Child Labor Robs Children of Their Future
The number of children engaged in child labor has risen to 160 million worldwide, and millions more risk being pushed into the workforce by the COVID-19 pandemic. In Yemen, the number of out-of-school children has doubled since armed conflict escalated in 2015, leaving more than 2 million school-age children out of the classroom, jeopardizing their futures.
In the city of Taizz, in Yemen's southwest, 12-year-old Anas's childhood effectively ended the day his father died. That's when he became his family's sole breadwinner. Working from 7 a.m. to 6 p.m. in an iron workshop leaves little time for studying, so Anas was forced to drop out of school. But he is determined that his younger brothers continue their educations so they can fulfill their dreams.
"I stopped studying because there is no one to support my family," he says. "I made my four brothers study ... so that they graduate from universities and get jobs."
"I stopped studying because there is no one to support my family." — Anas, 12
UNICEF is on the ground in Yemen, working with partners to protect children like Anas and his brothers, so they have the opportunity to reach their full potential. In 2021, UNICEF reached 50,000 households in Yemen with multipurpose humanitarian cash transfers, helped 500,000 children access formal or nonformal education and provided 800,000 children with individual learning materials.
“Access to quality education is a basic right for every child, including for girls, displaced children and those with disabilities,” said Philippe Duamelle, UNICEF Representative to Yemen. “The conflict has a staggering impact on every aspect of children’s lives, yet access to education provides a sense of normalcy for children in even the most desperate contexts and protects them from multiple forms of exploitation. Keeping children in school is critical for their own future and the future of Yemen.”

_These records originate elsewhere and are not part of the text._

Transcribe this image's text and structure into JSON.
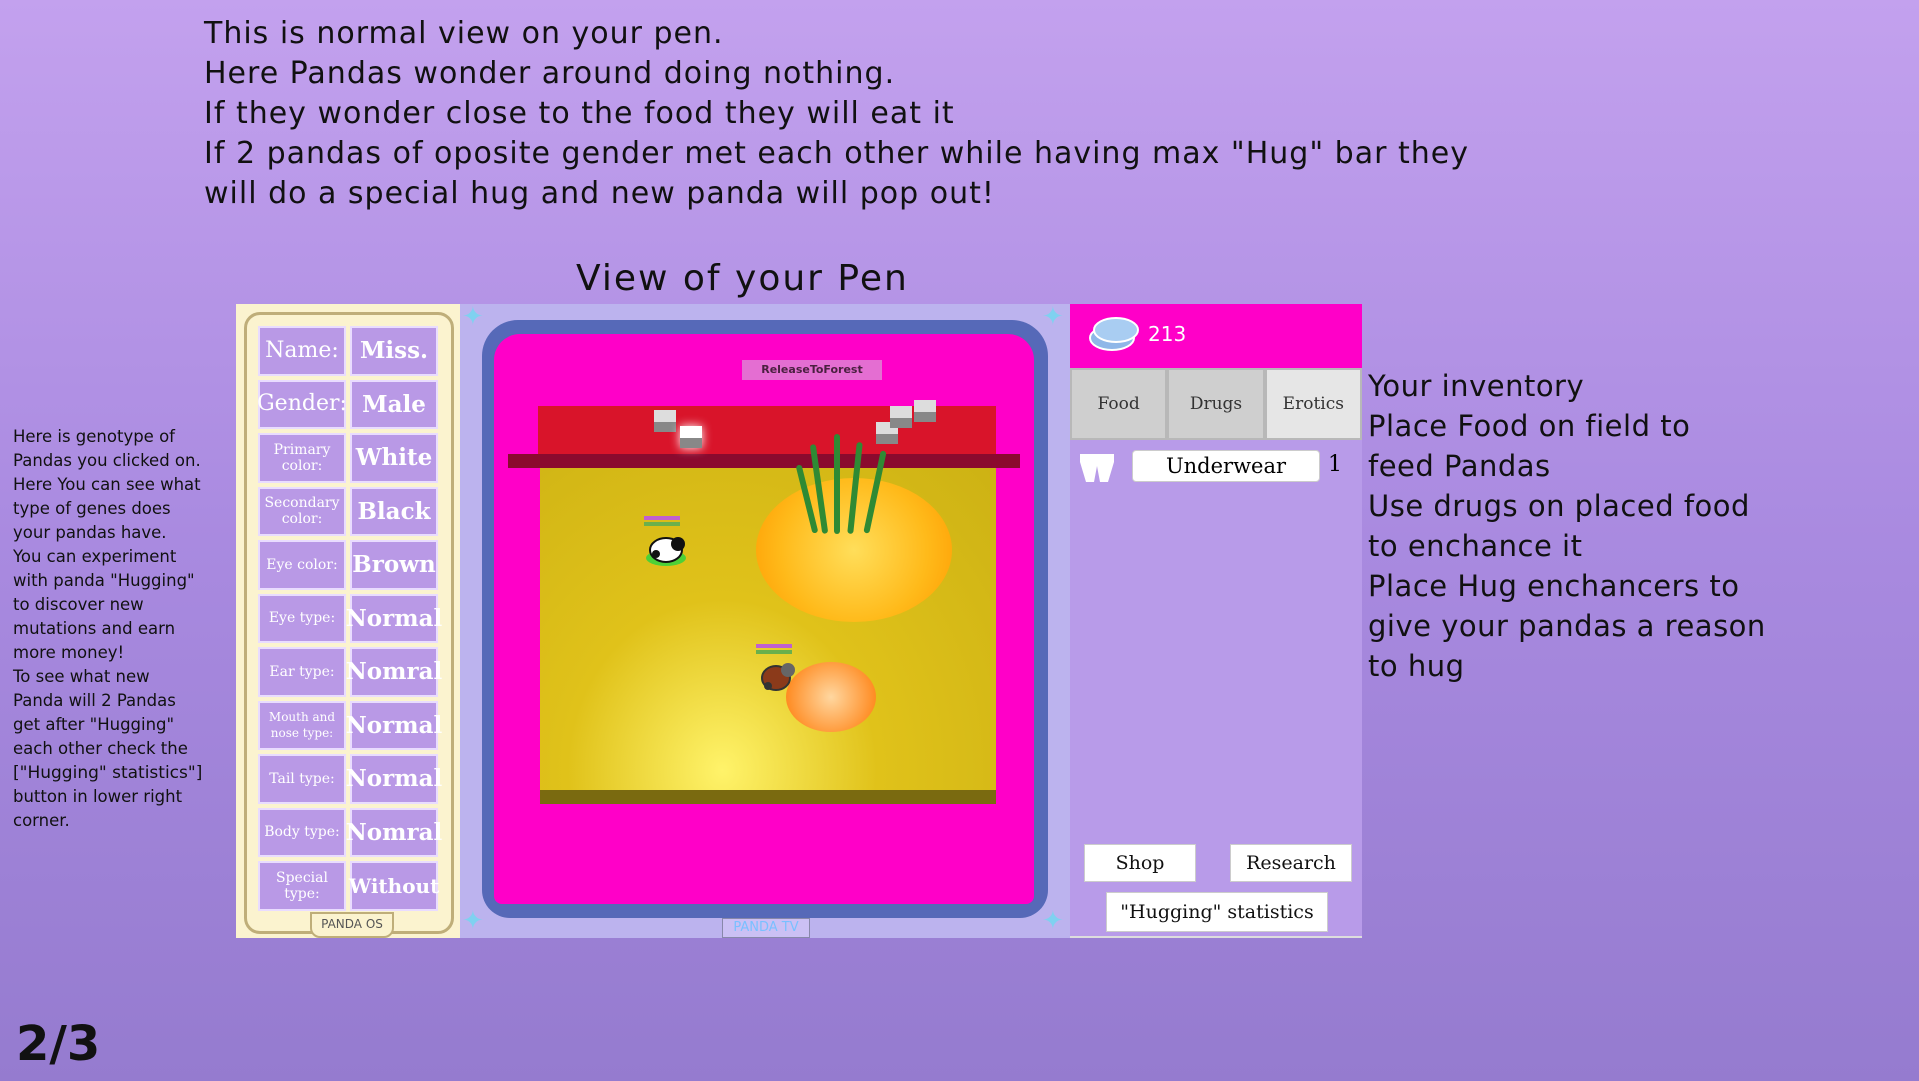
{
  "intro_lines": [
    "This is normal view on your pen.",
    "Here Pandas wonder around doing nothing.",
    "If they wonder close to the food they will eat it",
    "If 2 pandas of oposite gender met each other while having max \"Hug\" bar they",
    "will do a special hug and new panda will pop out!"
  ],
  "pen_title": "View of your Pen",
  "left_note_lines": [
    "Here is genotype of",
    "Pandas you clicked on.",
    "Here You can see what",
    "type of genes does",
    "your pandas have.",
    "You can experiment",
    "with panda \"Hugging\"",
    "to discover new",
    "mutations and earn",
    "more money!",
    "To see what new",
    "Panda will 2 Pandas",
    "get after \"Hugging\"",
    "each other check the",
    "[\"Hugging\" statistics\"]",
    "button in lower right",
    "corner."
  ],
  "right_note_lines": [
    "Your inventory",
    "Place Food on field to",
    "feed Pandas",
    "Use drugs on placed food",
    "to enchance it",
    "Place Hug enchancers to",
    "give your pandas a reason",
    "to hug"
  ],
  "page_number": "2/3",
  "genotype": {
    "rows": [
      {
        "key": "Name:",
        "value": "Miss."
      },
      {
        "key": "Gender:",
        "value": "Male"
      },
      {
        "key": "Primary color:",
        "value": "White"
      },
      {
        "key": "Secondary color:",
        "value": "Black"
      },
      {
        "key": "Eye color:",
        "value": "Brown"
      },
      {
        "key": "Eye type:",
        "value": "Normal"
      },
      {
        "key": "Ear type:",
        "value": "Nomral"
      },
      {
        "key": "Mouth and nose type:",
        "value": "Normal"
      },
      {
        "key": "Tail type:",
        "value": "Normal"
      },
      {
        "key": "Body type:",
        "value": "Nomral"
      },
      {
        "key": "Special type:",
        "value": "Without"
      }
    ],
    "os_label": "PANDA OS"
  },
  "pen": {
    "release_button": "ReleaseToForest",
    "tv_label": "PANDA TV"
  },
  "inventory": {
    "money": "213",
    "tabs": [
      "Food",
      "Drugs",
      "Erotics"
    ],
    "active_tab": "Erotics",
    "items": [
      {
        "name": "Underwear",
        "qty": "1",
        "icon": "underwear-icon"
      }
    ],
    "shop_button": "Shop",
    "research_button": "Research",
    "stats_button": "\"Hugging\" statistics"
  },
  "colors": {
    "background": "#b898e8",
    "pen_pink": "#ff00c8",
    "panel_cream": "#fbf3cf",
    "gene_cell": "#b999e6"
  }
}
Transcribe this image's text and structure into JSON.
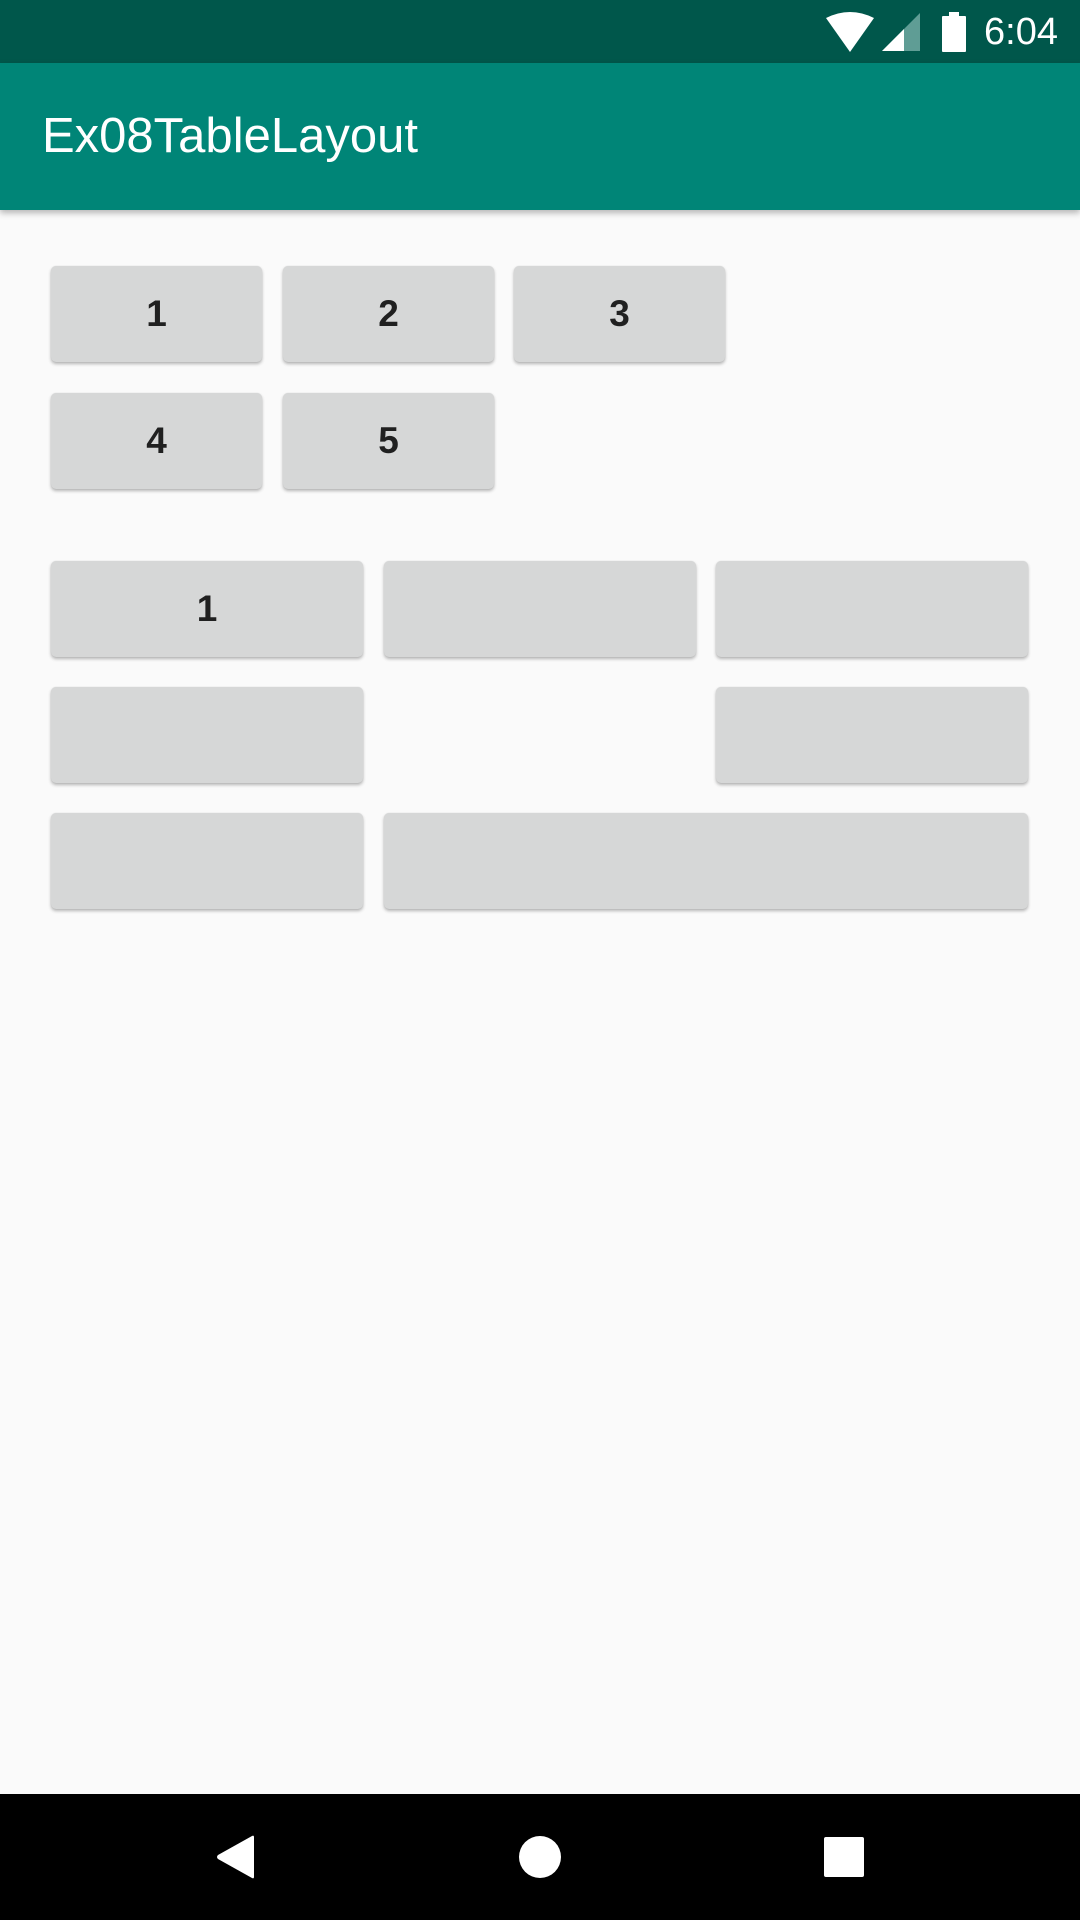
{
  "status_bar": {
    "time": "6:04",
    "icons": [
      "wifi-icon",
      "cell-signal-icon",
      "battery-icon"
    ]
  },
  "app_bar": {
    "title": "Ex08TableLayout"
  },
  "table1": {
    "rows": [
      [
        "1",
        "2",
        "3"
      ],
      [
        "4",
        "5"
      ]
    ]
  },
  "table2": {
    "rows": [
      [
        "1",
        "",
        ""
      ],
      [
        "",
        ""
      ],
      [
        "",
        ""
      ]
    ]
  },
  "nav_bar": {
    "icons": [
      "back-icon",
      "home-icon",
      "recents-icon"
    ]
  },
  "colors": {
    "status_bar": "#00574b",
    "app_bar": "#008577",
    "background": "#fafafa",
    "button": "#d6d7d7"
  }
}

Top photo: 12-year-old Anas cuts iron in a workshop in Taizz, Yemen. © UNICEF/UN0455060/Al-Quliah. Video edited by Tong Su for UNICEF USA